2 Summary for Informational text
Lesson Plan Commentary/Reflection:
This lesson is designed in order that students begin to grasp the concept of summarizing expository texts, understand how to find main ideas and include important points into summaries. They will understand the importance of brevity and conciseness in summaries, how to exclude unnecessary details and how to scaffold their learning, understanding that summarizing needs to start as a step-by-step process. The homework is designed so that students not only take their summarizing skills and apply them, but also interact with expository texts about today’s topics and events. This should familiarize students with where to find current event articles and get them to interact with sources. Summarizing is an extremely important skill and will not be overlooked or skimmed through briefly. The class should continually revisit summarizing in every writing, or reading, assignment so the skills are kept fresh in their minds and eventually ingrained in their brains. My hope is that this lesson will be a sufficient introduction but that following lessons will touch on this life long skill.
- Cut out or print a relatively brief article from a newspaper or magazine (Internet articles acceptable from valid sources (i.e. Time, Newsweek, New York Times, etc.) which you will read, annotating and highlighting important information from the article.
- On a separate piece of paper, staple the article to this paper and write a summary of what you have read. Include the main idea and other important/relevant information. (Responses should be a few sentences, ¼ page maximum.)
Handout 2.1 “Summary of ____” Points: 10
Note: Completion of Handout gets full credit. Future summaries will be graded.
Homework- Find article and summarize Points: 15
Note: Completion of HW gets full credit. Summaries will be rewritten and put into final draft form next day in class.
3 Summary for Informational text
Summarizing Expository Text
A summary: a short restatement of the main idea and important details in a piece of writing or another work.
Steps in Summarizing:
- Read the selection carefully, more than once. Before you begin to write, make sure you understand what the selection says.
- Highlight or make a list of the most important information in the first paragraph, including the main idea.
- Try to rewrite one or two sentences that include all of the important information in the paragraph.
- Use your own words.
- Do not include your own opinion.
- Do not change the author’s meaning.
- Repeat steps 2 and 3 for each subsequent paragraph, keeping them in the same order in which the information appears in the reading selection.
Copy your summary sentences into a paragraph, keeping them in the same order in which the information appears in the reading selection
Read your paragraph. Can someone who has not read the selection understand the main points? Summary should be no more than one-fourth to one-third the length of the original passage
Summarizing a Single Paragraph
(from “Global Warming Alert!”)

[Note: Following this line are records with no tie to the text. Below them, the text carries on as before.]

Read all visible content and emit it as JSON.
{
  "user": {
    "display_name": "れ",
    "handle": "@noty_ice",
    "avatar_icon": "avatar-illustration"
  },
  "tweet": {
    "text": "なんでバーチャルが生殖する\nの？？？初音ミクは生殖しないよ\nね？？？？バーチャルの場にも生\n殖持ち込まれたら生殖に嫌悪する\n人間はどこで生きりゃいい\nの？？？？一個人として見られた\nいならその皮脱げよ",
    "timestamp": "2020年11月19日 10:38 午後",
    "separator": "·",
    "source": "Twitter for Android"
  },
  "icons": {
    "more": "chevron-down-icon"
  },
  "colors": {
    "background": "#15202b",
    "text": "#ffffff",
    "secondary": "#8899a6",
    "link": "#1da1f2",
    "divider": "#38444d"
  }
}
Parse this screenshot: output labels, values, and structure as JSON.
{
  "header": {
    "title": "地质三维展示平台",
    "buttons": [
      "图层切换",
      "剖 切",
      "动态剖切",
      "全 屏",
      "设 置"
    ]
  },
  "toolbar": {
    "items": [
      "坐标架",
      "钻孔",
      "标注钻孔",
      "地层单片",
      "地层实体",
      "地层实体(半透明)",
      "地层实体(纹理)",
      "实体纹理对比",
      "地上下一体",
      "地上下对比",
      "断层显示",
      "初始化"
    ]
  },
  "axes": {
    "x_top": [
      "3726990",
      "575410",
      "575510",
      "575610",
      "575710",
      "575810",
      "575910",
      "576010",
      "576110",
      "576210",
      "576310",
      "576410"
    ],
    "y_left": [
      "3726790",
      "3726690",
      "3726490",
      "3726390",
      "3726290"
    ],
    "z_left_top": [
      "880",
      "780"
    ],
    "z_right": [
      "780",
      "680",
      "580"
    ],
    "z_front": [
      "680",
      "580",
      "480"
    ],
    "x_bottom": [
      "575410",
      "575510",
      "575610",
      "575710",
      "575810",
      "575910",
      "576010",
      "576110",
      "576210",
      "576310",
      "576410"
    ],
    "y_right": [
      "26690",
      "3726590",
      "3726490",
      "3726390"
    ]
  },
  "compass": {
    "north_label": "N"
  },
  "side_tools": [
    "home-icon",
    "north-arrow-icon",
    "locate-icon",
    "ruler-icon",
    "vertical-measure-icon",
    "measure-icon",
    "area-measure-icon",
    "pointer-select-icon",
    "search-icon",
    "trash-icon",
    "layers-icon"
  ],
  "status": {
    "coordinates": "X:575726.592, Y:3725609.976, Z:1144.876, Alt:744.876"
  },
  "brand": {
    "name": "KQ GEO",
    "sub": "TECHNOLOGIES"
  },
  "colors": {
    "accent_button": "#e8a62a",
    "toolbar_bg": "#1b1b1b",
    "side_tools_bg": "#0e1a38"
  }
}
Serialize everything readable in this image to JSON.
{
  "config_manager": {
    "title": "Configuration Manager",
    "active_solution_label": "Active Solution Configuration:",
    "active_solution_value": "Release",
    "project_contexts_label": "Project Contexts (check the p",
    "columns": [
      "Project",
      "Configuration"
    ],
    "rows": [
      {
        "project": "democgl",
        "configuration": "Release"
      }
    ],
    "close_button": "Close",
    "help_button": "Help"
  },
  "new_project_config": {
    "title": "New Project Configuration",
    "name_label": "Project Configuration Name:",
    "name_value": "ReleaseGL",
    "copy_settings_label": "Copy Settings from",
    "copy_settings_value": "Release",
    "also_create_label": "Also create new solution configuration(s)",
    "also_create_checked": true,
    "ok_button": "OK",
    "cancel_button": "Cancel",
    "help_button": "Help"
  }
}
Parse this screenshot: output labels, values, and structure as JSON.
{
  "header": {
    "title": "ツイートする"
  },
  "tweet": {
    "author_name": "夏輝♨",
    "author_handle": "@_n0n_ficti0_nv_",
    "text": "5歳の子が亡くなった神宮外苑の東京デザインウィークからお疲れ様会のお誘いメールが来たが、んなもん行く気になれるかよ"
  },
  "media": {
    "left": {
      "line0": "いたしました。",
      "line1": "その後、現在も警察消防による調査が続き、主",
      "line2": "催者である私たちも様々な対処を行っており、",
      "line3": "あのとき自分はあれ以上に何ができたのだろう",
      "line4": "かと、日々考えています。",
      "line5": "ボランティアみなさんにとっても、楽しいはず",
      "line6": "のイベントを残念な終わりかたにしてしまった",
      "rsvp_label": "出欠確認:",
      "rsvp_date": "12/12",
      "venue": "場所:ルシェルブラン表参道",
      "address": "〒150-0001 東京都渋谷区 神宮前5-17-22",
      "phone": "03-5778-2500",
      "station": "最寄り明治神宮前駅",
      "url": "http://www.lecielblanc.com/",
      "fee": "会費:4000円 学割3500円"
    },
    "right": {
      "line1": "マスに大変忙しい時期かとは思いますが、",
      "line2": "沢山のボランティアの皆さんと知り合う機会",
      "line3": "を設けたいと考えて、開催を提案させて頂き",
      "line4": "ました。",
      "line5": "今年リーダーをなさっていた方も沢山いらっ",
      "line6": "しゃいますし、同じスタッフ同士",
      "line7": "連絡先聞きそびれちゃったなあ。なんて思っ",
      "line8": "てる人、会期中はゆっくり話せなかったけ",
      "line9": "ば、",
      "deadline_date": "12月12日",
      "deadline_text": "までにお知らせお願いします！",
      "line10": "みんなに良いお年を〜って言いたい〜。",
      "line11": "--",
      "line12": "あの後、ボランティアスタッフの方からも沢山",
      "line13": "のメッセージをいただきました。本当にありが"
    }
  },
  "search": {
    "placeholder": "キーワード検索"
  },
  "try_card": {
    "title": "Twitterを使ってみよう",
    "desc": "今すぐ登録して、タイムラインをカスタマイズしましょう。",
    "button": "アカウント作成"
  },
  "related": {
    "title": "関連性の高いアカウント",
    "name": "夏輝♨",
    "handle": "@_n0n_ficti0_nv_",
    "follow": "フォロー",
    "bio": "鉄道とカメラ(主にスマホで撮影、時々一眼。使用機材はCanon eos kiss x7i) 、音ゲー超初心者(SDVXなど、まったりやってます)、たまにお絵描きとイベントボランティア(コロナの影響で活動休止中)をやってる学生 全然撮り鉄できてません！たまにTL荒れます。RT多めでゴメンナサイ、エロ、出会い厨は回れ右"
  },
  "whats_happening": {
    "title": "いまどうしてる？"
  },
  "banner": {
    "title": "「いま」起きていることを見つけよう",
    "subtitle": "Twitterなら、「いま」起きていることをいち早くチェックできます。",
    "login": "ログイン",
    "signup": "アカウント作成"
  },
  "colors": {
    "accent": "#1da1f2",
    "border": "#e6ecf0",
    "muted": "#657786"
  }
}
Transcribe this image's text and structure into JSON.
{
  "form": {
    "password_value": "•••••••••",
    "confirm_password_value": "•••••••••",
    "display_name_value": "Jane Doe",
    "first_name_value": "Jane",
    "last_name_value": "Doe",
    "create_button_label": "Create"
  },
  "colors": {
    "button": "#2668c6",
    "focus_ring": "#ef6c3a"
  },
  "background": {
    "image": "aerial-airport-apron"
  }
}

Global warming is caused when carbon dioxide (CO2) gets into the atmosphere. The carbon dioxide acts like the glass walls and ceiling of a greenhouse. It lets sunlight in to warm things up, but it doesn't let the heat escape. Scientists say the same thing is happening to our planet, making it a dangerously warmer place. As many as one million species of land plants and animals are in danger of becoming extinct if global warming continues. According to a recent study, the warming of the Earth could destroy as many as 37 percent of the world’s living species by the year 2050!